Dick and Rick Hoyt are 74 and 52 years old and want to slow down.
Girl Mauled by Raccoon Gets New Ear
Dr. Kongkrit Chaiyasate will pull a piece of the girl's rib and mold it into the shape of an ear and put that inside her forearm to grow. Eight weeks later, they will remove it and attach it to her ear.
Pregnancy Weight Has 'Goldilocks Effect' on Baby's Obesity Risk
Find out the impact of gaining too much or too little weight during pregnancy.
How the Polar Vortex Could Create a Pollen Vortex
Why the Polar Vortex may lead to a terrible allergy season.
Health Dept Takes Man With Tuberculosis to Court
Health officials fear he'll exposure others.
Girl With Cerebral Palsy Gets Hospital Visit From Boyfriend
Watch India Brainard's face light up when she sees her boyfriend, Daniel.
New Technology 'Grows' Man-Made Body Parts
A look at the new technology that let's doctors "grow" body parts in the lab.
New NHL Lawsuit Is the Most Graphic Yet
A new lawsuit that accuses the NHL of putting profits before safety is littered with images of bloodied, toothless hockey players.
Researchers Find Google Glass Can Help Parkinson's Patients
As rumors swirl about Google Glass finally being available to the public, the device is already being examined for use as a daily aid for people with Parkinson’s disease.
Heart Recipient Honors 21-Year-Old Donor
Susan Vieira is trying to complete heart donor's bucket list.
Paralyzed Boy Needs 'Votes' for Wheelchair Van
Zakkary Smith, 3, was strapped into his booster seat behind his uncle when a car driven by an elderly man ran a red light and slammed into their vehicle in the middle of an intersection sending it into a ditch. Though Zakk never suffered any direct impact, he experienced a kind of super whiplash called internal decapitation that severed his skull from his spine, stretching the spinal cord.
Boy Who Begged for Amputation 'Nervous' Ahead of Surgery
Amit Vigoda, 11, is having his right leg amputated today in an operation he begged for.
Meet Your Child Before It's Even Conceived
New technology can help parents "preview" potential offspring.
Why Your Spouse May Be 'Hangry' for a Fight
The link between marital discord and hunger pangs.
Mom Whose Child Died After Catching Chicken Pox Advocates for Vaccines
Does vaccine refusal and hesitancy put everyone at risk for diseases?
Watch: Heart Recipient Honors 21-Year-Old Donor
Susan Vieira, 64, made a promise to fulfill Kristina Chesterman's bucket list.
Watch: Boy, 11, Wants Amputation But Is 'Nervous'
Amit Vigoda, who has a painful and rare orthopedic condition, opts for life-changing surgery.
Watch: Woman Poses Daily to Document Year With Lung Cancer
Images capture Jennifer Glass in her first year of cancer treatment.
9 Real Solutions for Seasonal Allergies
To find solutions that actually work, we scoured the latest research. Here's what we found.
6 Food Labels That Don't Mean What You Think They Do
Misunderstanding these labels could be sabotaging your health.
4 Fun Ways to Get Your Vitamin D
Get your vitamin D the old-fashioned way: from good food and a bit of sun.
4 Ways to Stress Less and Look Great
Not only does stress affect your mood—and your midsection—but you can also see it on your skin in the form of lines, rashes, bumps and breakouts. Since we all experience pressure from time to time, the trick is how we deal with it.
 

Enrollment for healthcare exchanges as part of healthcare reform begins October 1 in states where exchanges will be set up. Expect special reports each week from us about what you need to know about 'Obamacare' and the ongoing political fight about its future.

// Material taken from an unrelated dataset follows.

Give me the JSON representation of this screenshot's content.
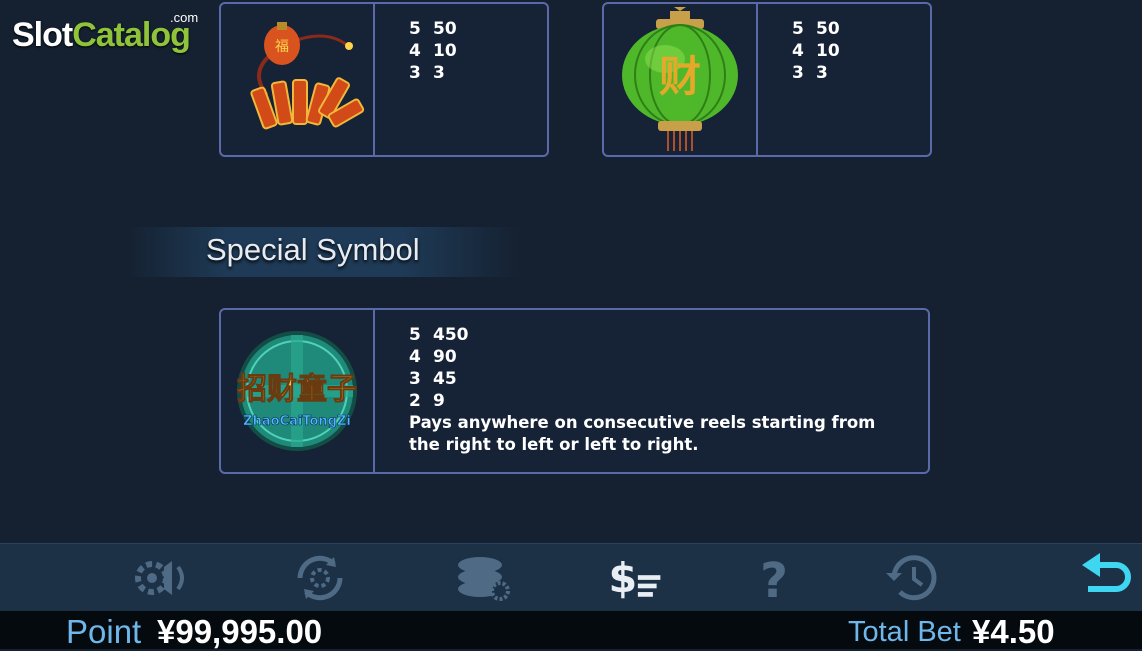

To Learn More About Health Care Reform, Click Here

Navigation

Sacred Heart Health System - Health Watch - WEAR ABC Channel 3
Sacred Heart Cardiology - Health Watch - WEAR ABC Channel 3
Sacred Heart Cancer Center - Health Watch - WEAR ABC Channel 3
Sacred Heart Orthopedics - Health Watch - WEAR ABC Channel 3
Coastal Vein Institute - Health Watch - WEAR ABC Channel 3
The Endoscopy Center - Health Watch - WEAR ABC Channel 3
Coastal Vascular & Interventional - Health Watch - WEAR ABC Channel 3
Stand Up Open MRI - Health Watch - WEAR ABC Channel 3
Advertise with us!

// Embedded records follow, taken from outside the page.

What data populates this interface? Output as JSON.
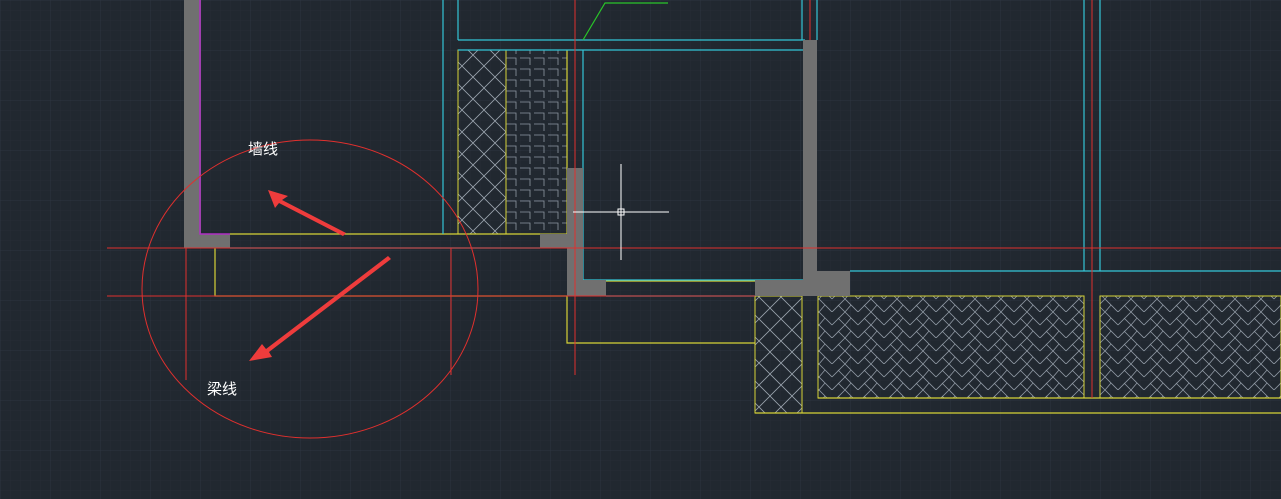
{
  "annotations": {
    "wall_line": "墙线",
    "beam_line": "梁线"
  },
  "colors": {
    "background": "#212830",
    "grid": "#2a323c",
    "wall_fill": "#707070",
    "axis_red": "#e0302e",
    "cyan": "#33c5d6",
    "yellow": "#d7d337",
    "magenta": "#b02fc4",
    "green": "#29c529",
    "arrow": "#ee3c3c",
    "hatch": "#9aa3ad",
    "crosshair": "#ffffff"
  },
  "icons": {
    "cursor": "crosshair-cursor-icon",
    "arrow": "arrow-icon"
  }
}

Tonight on ABC 3

06:30PM Who Wants to be a Millionaire?
07:00PM Marvel's Agents of S.H.I.E.L.D.
08:00PM Marvel's Agents of S.H.I.E.L.D.
09:00PM Celebrity Wife Swap
10:00PM Channel 3 News

Complete ABC 3 Schedule